The recent harassment of Christian nuns from Kerala in Jhansi by Bajrang Dal goons, and also the police, must be unequivocally condemned as a disgrace to our country.
Nuns are women who render great service to society in the fields of education and health care. The best girls schools in India are run by the convent ‘sisters’, and everyone wants his/her daughters or other female relatives to be admitted to these schools. The hospitals they run are also excellent.
The nuns give their whole lives in service to society, wanting nothing in return for themselves. They live a life of sacrifice, depriving themselves of the pleasures and happiness that most women have, of a family life with a husband and children.
And yet many people level all kinds of false allegations against them, some of them being unmentionable. The allegation that they do forcible conversion is palpably false.
When I was a lawyer, and later a justice in Allahabad High Court, the nuns of St Mary's Convent, Allahabad, who run the best girls school in the town, would often come to me for help, which I always gave pro bono.

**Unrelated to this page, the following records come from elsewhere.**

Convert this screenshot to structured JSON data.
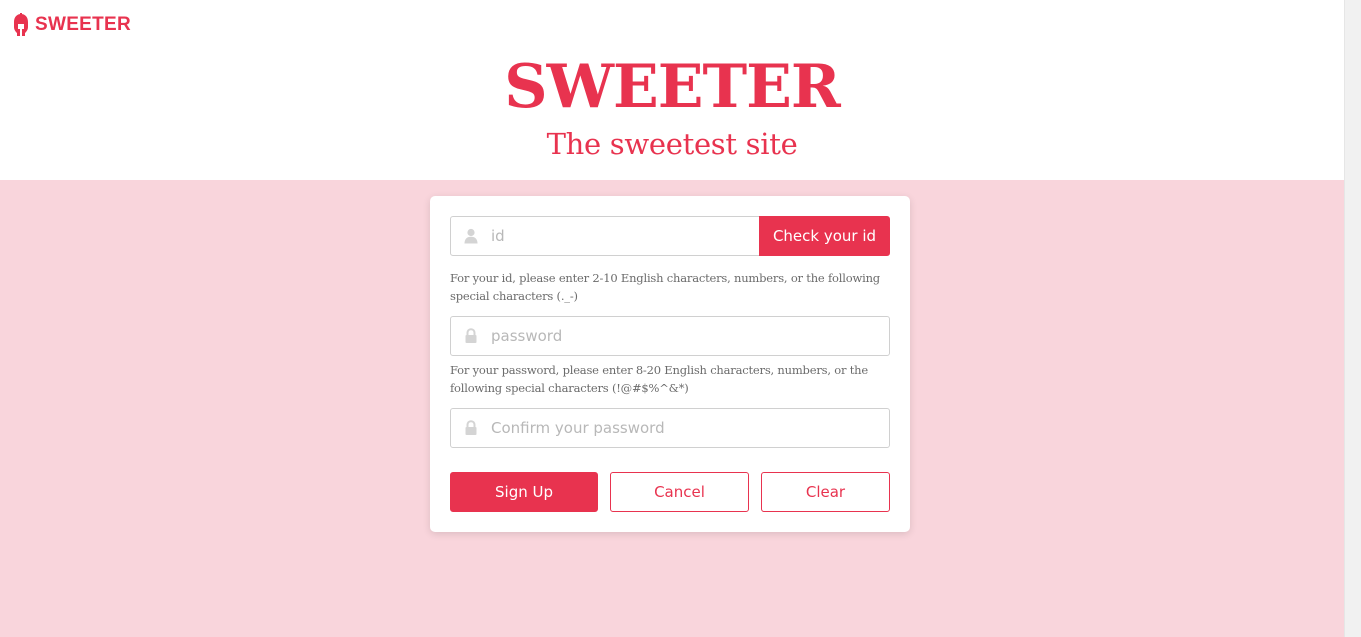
{
  "colors": {
    "accent": "#e8334f",
    "pink_background": "#f9d5dc",
    "icon_gray": "#d4d4d4"
  },
  "navbar": {
    "brand_icon": "spartan-helmet-icon",
    "brand_label": "SWEETER"
  },
  "hero": {
    "title": "SWEETER",
    "subtitle": "The sweetest site"
  },
  "signup_form": {
    "id_field": {
      "icon": "user-icon",
      "placeholder": "id",
      "value": ""
    },
    "check_id_button": "Check your id",
    "id_hint": "For your id, please enter 2-10 English characters, numbers, or the following special characters (._-)",
    "password_field": {
      "icon": "lock-icon",
      "placeholder": "password",
      "value": ""
    },
    "password_hint": "For your password, please enter 8-20 English characters, numbers, or the following special characters (!@#$%^&*)",
    "confirm_field": {
      "icon": "lock-icon",
      "placeholder": "Confirm your password",
      "value": ""
    },
    "buttons": {
      "sign_up": "Sign Up",
      "cancel": "Cancel",
      "clear": "Clear"
    }
  }
}
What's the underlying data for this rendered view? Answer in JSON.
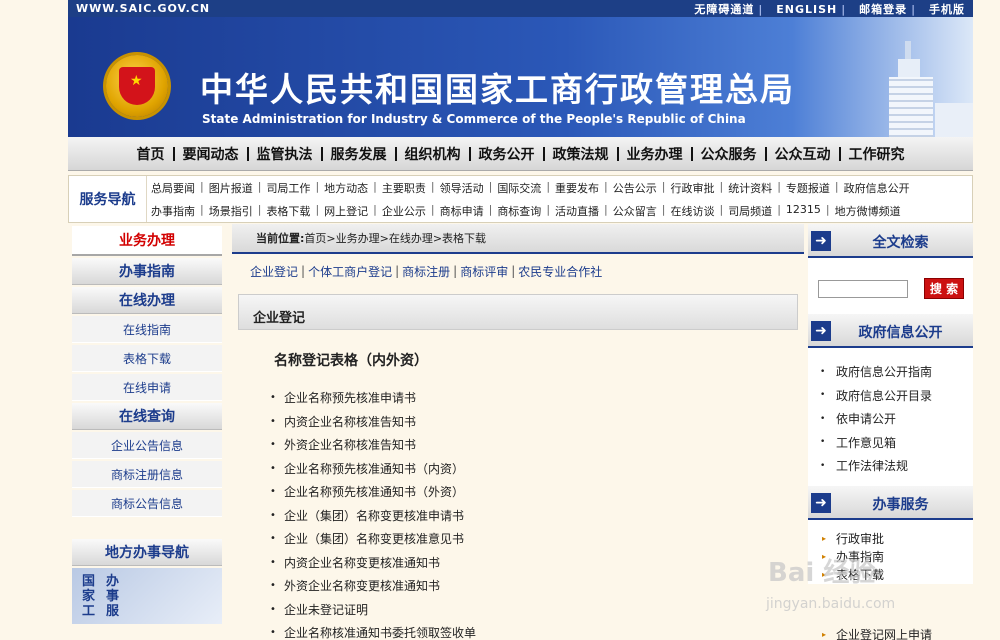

Their worst harassment would begin a month or two before school admissions in the month of March (the school session started in April). Often, they were harassed by the authorities, who wanted their daughters or other female relatives to be admitted in the school.
Now, seats are limited, and for every seat, there would be 10 or 20 applications for admission. So a competitive test would be held for admission. If an official's daughter failed in the test, he would harass the school's nuns.
I remember once the municipal authorities sent a notice to the principal, Sister Evelyn, alleging that the land on which the school stood had been illegally occupied, which, of course, was totally false. On another occasion, a tax notice was sent by an Income Tax Department official whose daughter had not been admitted. Police officials would often harass, and since the nuns were defenceless, they had to often succumb to pressures.
Apart from harassment by the authorities, the nuns were also harassed by rowdy student leaders of the nearby Allahabad University, who demanded admission of some girl, and gave all kinds of threats if the demand was not conceded.
After I became a justice of the Allahabad High Court in 1991, whenever the nuns had a problem and came to me for help, I would telephone the district magistrate or other authorities and tell him the harassment must stop. The result was that the nuns started regarding me as an elder brother, and they would sometimes invite me for tea with them in their convent (I still remember the excellent cake they had themselves prepared).
In my opinion, the nuns are our role models, for if India is to progress, our people must develop the spirit of service and sacrifice that the nuns have. Far from harassing them, we must give them the highest respect and learn from them.
Justice Markandey Katju retired from the Supreme Court in 2011.
The opinions expressed in this article are those of the author's and do not purport to reflect the opinions or views of THE WEEK.